YOUR TASK → In the material below, find each line with the word "title" and list it.

+===+

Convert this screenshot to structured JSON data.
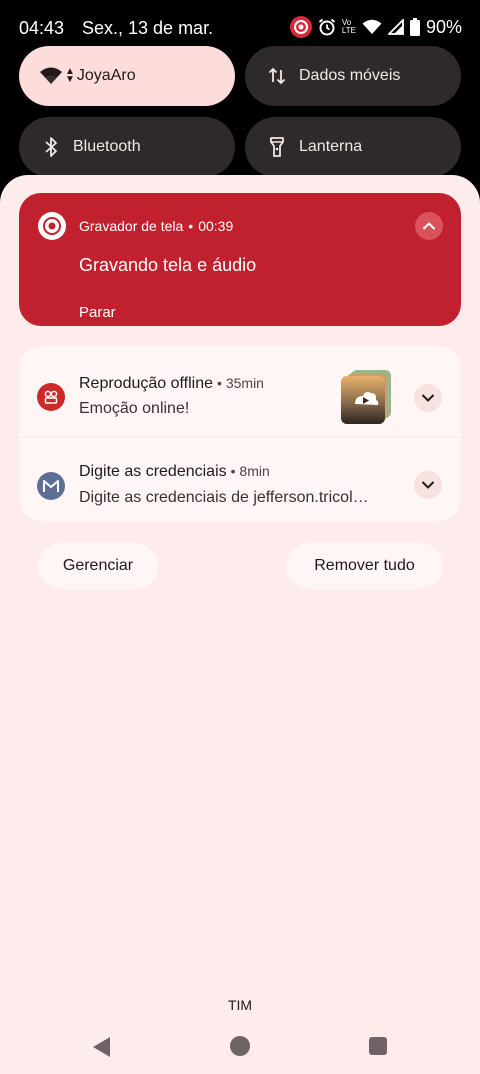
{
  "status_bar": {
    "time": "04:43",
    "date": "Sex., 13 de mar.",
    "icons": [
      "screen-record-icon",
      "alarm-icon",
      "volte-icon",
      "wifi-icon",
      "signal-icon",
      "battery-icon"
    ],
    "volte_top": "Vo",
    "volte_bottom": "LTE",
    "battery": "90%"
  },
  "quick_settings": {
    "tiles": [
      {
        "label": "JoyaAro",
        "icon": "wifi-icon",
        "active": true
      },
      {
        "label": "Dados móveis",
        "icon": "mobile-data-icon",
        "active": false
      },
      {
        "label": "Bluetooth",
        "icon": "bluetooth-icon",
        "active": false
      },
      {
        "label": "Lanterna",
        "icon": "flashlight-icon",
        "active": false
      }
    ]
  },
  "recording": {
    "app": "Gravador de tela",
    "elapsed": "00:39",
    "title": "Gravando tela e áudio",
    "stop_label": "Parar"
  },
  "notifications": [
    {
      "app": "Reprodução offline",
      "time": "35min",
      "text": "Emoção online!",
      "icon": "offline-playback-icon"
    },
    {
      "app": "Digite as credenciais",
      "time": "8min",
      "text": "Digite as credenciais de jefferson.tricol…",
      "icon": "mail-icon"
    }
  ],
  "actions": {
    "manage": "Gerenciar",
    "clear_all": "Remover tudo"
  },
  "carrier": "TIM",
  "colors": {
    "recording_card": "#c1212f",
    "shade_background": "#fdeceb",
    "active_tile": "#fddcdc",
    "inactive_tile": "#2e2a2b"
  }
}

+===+

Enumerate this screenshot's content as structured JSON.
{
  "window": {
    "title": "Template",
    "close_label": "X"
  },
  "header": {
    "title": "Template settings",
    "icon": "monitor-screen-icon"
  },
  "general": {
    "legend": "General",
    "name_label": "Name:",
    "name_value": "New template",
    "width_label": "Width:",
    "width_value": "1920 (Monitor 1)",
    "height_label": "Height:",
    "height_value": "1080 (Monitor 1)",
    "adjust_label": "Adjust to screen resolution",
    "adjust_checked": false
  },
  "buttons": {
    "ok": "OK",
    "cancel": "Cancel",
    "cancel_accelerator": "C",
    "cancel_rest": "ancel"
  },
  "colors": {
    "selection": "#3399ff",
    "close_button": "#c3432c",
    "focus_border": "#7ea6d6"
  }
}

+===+

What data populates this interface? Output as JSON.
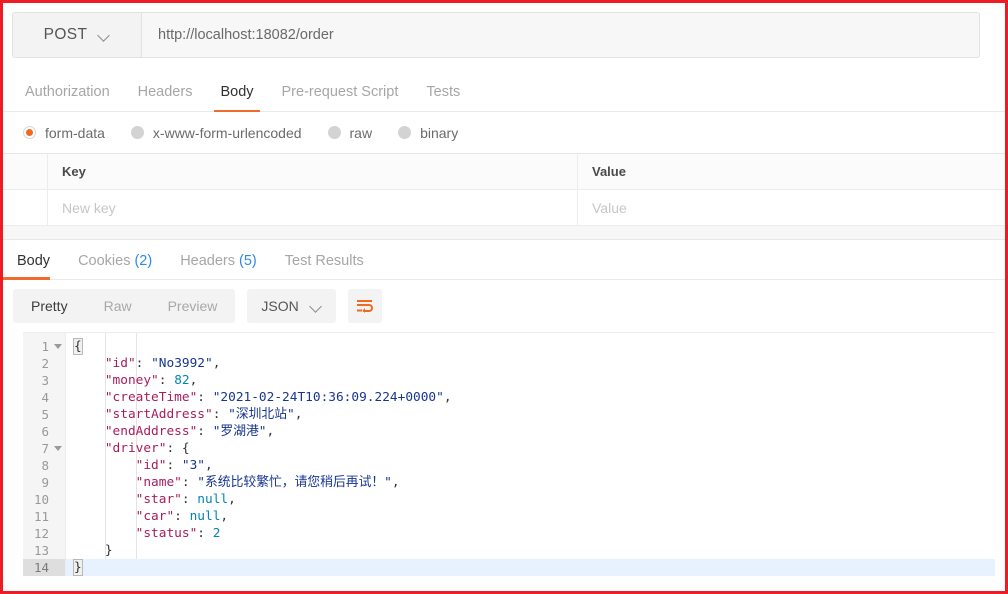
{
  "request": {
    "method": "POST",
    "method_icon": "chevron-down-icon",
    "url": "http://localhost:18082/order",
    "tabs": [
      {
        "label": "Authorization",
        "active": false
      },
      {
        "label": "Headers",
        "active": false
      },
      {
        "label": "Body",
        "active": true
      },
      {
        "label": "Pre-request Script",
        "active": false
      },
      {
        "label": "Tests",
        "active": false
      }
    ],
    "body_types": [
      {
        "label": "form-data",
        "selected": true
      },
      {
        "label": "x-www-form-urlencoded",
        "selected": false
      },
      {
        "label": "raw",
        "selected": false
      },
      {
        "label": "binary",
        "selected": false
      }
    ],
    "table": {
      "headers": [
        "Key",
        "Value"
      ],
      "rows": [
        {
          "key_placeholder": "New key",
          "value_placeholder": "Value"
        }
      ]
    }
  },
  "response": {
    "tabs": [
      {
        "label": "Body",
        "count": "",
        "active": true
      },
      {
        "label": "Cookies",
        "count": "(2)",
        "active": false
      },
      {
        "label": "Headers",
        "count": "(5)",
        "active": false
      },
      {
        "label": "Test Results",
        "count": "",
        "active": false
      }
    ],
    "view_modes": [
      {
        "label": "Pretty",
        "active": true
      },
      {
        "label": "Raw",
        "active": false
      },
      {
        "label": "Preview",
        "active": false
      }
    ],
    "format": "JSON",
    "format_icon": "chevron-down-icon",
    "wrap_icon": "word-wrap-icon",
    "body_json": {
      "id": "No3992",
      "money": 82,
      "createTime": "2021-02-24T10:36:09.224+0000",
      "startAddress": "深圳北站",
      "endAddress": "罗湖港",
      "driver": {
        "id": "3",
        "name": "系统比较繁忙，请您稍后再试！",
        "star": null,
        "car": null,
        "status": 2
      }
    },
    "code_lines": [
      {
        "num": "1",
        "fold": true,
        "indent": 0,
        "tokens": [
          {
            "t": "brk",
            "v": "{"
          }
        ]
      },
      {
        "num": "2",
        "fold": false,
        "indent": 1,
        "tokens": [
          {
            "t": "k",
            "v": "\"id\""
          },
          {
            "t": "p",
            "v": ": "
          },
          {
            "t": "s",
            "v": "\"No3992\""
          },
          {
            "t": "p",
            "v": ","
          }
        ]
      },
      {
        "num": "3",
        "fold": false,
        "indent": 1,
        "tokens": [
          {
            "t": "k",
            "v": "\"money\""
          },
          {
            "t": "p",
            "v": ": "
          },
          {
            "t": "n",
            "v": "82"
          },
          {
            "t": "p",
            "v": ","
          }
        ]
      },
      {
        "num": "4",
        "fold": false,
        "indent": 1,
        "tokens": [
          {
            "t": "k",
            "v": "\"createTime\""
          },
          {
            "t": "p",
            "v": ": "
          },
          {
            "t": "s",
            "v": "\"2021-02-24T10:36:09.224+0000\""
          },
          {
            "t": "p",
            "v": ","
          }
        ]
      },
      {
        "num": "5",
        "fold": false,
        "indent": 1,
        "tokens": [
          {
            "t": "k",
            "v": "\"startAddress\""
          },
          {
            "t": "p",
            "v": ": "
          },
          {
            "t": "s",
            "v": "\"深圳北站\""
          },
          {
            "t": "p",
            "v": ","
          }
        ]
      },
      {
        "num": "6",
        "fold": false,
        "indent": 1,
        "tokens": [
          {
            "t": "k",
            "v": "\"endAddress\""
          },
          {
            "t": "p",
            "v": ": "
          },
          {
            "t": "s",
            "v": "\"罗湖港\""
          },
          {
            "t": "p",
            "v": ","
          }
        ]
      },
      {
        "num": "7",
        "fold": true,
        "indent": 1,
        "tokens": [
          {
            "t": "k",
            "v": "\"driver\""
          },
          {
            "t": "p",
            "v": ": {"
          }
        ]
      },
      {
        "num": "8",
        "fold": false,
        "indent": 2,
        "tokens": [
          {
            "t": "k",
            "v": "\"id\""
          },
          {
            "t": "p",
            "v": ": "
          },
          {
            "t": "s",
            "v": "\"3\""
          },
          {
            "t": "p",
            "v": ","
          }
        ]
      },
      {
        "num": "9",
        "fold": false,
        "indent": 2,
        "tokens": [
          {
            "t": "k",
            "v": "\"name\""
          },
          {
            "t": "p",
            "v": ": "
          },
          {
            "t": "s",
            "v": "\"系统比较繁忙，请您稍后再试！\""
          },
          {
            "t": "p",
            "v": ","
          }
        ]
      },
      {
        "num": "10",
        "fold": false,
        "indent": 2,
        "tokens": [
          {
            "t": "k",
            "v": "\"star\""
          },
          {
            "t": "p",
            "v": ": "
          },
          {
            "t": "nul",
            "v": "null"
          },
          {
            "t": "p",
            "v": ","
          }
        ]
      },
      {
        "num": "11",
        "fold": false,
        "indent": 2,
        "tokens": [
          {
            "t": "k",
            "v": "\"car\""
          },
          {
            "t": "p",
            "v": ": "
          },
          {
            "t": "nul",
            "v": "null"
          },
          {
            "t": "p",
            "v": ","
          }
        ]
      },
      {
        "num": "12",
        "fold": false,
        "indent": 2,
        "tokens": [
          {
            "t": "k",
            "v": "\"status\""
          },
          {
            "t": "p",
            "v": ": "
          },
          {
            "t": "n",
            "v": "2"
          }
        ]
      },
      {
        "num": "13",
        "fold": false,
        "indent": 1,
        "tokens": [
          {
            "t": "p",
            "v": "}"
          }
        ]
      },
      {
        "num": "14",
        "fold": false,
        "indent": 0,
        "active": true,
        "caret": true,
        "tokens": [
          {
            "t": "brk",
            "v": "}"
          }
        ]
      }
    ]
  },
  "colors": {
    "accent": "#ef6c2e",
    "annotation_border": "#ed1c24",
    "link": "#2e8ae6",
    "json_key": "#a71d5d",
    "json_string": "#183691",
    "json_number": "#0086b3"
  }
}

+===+

SOLUTION FOR THIS TASK →
    "title": "Gravando tela e áudio",
    "title": "Template",
    "title": "Template settings",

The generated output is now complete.